NEW YORK (
TheStreet) -- Global markets have been rattled the past few weeks by uncertainty over central bank stimulus.
In late May, the
Federal Reserve released what looked to be foreshadowing comments about an end to quantitative easing, and more recently the Bank of Japan failed to relieve the volatility that had crept up in Japanese markets. With central banks playing such an important role in the daily movements of financial markets, anything they say or fail to say is sure to incite a fury of activity.
This week Fed Chairman Ben Bernanke will speak on Wednesday, and investors hope he clarifies his statements from last month in order to bring back stability to world markets.
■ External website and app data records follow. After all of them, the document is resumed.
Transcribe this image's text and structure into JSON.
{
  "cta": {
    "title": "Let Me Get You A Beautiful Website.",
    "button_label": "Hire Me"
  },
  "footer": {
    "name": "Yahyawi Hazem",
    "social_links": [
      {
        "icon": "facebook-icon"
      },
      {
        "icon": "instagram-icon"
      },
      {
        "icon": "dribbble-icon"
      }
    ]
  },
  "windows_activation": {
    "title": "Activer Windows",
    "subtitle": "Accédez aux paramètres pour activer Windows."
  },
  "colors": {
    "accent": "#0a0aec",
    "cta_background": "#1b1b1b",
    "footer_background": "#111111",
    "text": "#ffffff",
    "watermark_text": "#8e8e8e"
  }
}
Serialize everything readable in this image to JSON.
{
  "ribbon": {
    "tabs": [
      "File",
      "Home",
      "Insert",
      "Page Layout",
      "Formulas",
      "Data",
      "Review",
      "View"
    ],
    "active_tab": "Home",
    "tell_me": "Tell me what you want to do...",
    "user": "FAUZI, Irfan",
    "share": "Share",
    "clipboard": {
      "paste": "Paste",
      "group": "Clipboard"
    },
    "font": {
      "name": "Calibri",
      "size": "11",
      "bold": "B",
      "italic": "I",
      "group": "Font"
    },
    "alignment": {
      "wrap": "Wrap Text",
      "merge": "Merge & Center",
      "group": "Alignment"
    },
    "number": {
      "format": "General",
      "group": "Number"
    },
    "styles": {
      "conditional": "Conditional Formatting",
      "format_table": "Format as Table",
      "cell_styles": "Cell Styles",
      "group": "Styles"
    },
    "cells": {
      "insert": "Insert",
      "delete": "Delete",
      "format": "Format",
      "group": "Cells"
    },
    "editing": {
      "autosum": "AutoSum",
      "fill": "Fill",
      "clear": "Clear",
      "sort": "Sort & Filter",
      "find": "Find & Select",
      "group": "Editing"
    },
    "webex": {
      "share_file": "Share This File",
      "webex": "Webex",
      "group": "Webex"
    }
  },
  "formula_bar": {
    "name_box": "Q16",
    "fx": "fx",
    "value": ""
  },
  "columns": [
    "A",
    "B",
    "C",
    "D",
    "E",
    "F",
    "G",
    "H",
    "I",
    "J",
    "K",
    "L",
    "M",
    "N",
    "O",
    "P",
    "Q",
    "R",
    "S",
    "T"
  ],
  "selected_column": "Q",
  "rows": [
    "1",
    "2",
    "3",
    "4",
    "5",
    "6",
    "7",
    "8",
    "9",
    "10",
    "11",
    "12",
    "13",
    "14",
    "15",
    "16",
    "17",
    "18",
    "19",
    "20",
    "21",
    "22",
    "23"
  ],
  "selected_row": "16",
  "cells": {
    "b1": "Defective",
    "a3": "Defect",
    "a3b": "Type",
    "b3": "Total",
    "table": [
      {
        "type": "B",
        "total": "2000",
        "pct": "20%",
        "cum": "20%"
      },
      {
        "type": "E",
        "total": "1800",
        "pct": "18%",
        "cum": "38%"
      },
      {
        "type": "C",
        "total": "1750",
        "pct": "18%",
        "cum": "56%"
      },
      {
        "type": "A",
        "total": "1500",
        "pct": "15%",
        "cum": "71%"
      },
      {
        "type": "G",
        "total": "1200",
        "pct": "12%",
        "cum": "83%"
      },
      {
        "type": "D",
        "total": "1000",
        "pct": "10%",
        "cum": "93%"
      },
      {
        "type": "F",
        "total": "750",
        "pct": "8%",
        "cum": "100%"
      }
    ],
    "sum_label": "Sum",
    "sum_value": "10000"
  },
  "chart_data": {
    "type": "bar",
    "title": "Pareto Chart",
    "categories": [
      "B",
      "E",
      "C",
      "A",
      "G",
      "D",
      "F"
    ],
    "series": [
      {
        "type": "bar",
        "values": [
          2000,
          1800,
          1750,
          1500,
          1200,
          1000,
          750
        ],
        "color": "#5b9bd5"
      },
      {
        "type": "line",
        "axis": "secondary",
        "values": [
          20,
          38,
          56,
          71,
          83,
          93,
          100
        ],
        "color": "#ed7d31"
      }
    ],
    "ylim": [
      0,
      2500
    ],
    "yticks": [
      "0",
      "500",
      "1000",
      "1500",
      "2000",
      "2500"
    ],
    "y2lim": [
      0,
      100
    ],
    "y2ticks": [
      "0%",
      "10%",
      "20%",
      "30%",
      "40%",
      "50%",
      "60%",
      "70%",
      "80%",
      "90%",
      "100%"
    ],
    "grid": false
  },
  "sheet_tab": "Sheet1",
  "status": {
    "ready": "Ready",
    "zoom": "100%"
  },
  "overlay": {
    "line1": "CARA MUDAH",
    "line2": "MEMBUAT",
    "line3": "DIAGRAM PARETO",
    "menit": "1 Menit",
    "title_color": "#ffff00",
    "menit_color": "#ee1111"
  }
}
The Fed may be the first to rein in stimulus among the world's major central banks, but actual tightening does not look to be a viable solution until possibly 2014.
The first chart to study below is of
S&P Equal Weight ETF
SPDR S&P 500
(SPY), which measures the
S&P 500's market breadth. When the pair moves higher, it signals that a majority of the stocks in the S&P are taking part in the rally, a bullish indicator.
The pair has traded sideways much of 2013, a testament to the uncertainty investors have felt as equities have reached record highs. The two variables that have most contributed to equity markets strength this year have been central bank stimulus and solid company performances.
Corporate performance has been pretty steady, but with earnings season over and the potential end to central bank stimulus, investors have taken profits and moved to the sidelines.
The pair below has pulled back into its consolidation region as investors have taken profits at all-time highs, and chosen to wait for reassurance from central banks before reentering. It is likely that this pair will pull back even further leading into an economic heavy week for the U.S. and of Bernanke's speech on Wednesday. If Bernanke gives the reassurance that investors are looking for, this pair should continue move higher and risky assets across the world will benefit.
Currency markets have similarly played an important role in determining investor sentiment over the past few weeks. A stronger yen led to volatility in Japanese equities, and uncertainty over the Fed's next policy move led to U.S. dollar weakness.